Sure, generations X and Y may have different relationships with the ’90s, but there is nothing like good rock music from the bygone era to bring the two together. A band particularly well-versed at facilitating these misfit, mosh-pit-friendly family reunions is Failure, and on the 14th, they’re hosting one at the Electric Factory.
Consider the three-piece hailing from the West Coast to be a lot like the Fishtown of (almost) grunge music. Their brand of alternative has gentrified and re-emerged as trendy, but they’re still respected by diehards that have rooted for them for years. They may have grown up, but they also haven’t lost sight of what made them great in the first place. This is the fuel behind the blaze of Failure’s recent trail of success. The duality of their fanbase pushed them on a long-awaited reunion run around North America last spring, and eventually led the masses to crowdsource funding for the band’s fourth album, the much-anticipated follow-up to 1996’s Fantastic Planet.
The Heart Is a Monster was released earlier this summer. It pays homage to new and old Failure followers alike. “[It’s] a great balance of retaining the sound that makes Failure, while adding enough new elements to not only bring us into the present, but also a slight foreshadowing of things to come,” says drummer Kellii Scott.

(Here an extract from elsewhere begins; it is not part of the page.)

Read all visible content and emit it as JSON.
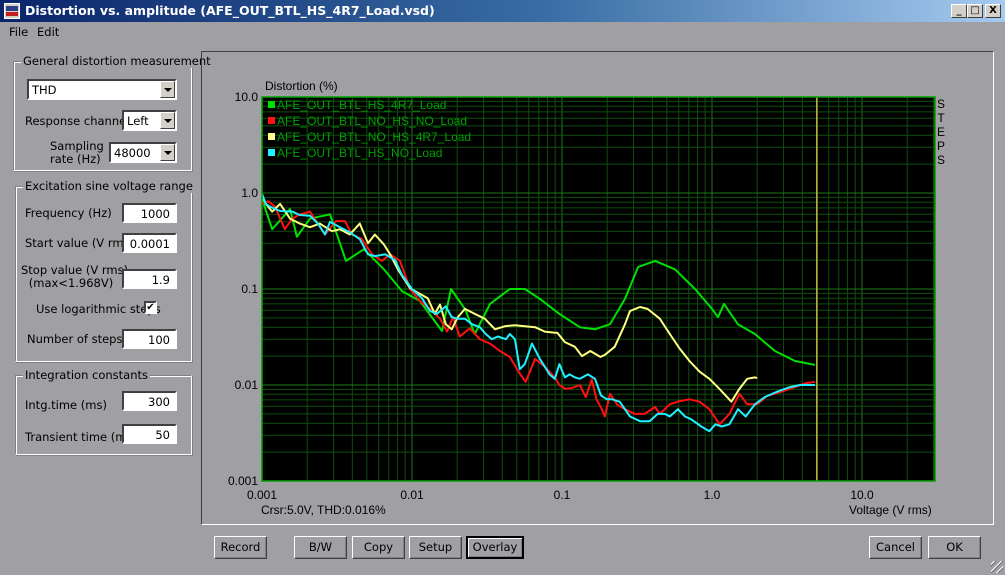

At the show, audiences will receive the same careful combination of the past and future by Scott and his two bandmates, frontman and lead guitarist Ken Andrews, and bassist Greg Edwards. For starters, the freshly resuscitated openers, HUM, will whisk spectators back to a promised land full of darkness and Doc Martens. As for the main act, Scott says fans can expect “a less-is-more approach. … Sonically it will be what we, I think, do best … super hi-fi, and the set itself will represent as much of our material as possible—some new tunes, some old tunes,” he adds.
To put it in simpler terms: The shining star of the live set will be the music itself—no background noise, no confetti bombs dropped from the ceiling in support of sweeping breakdowns, and certainly no Metallica-esque pyrotechnics. This may be why this is the first time you are hearing of Failure, but it should also be the reason you go check them out on Friday. You see, many bands can amaze audiences through visual theatrics, especially those who are attempting to claw their way out of nailed-shut career coffins. However, few have enough confidence and talent to evoke cinema through sound alone.
If this doesn’t draw you in, then the band’s special memory of our beloved city should do the trick. “I remember once in the early-’90s, we played the Troc with Tool and the ceiling started breaking apart. Chunks were nailing people below, and as if that wasn’t enough, the sprinklers went off and flooded the place … that was pretty nuts,” Scott recalls.
So, Philadelphia, put down that Internet listicle filled with images of MJ dunking against Looney Toons characters, and satiate your ’90s nostalgia the right way—by being the grittiest, the loudest and the ones who will prevail through a downpour of cement at a rock show.
Failure plays at the Electric Factory on Friday, August 14th with openers HUM. For more information and tickets, go here.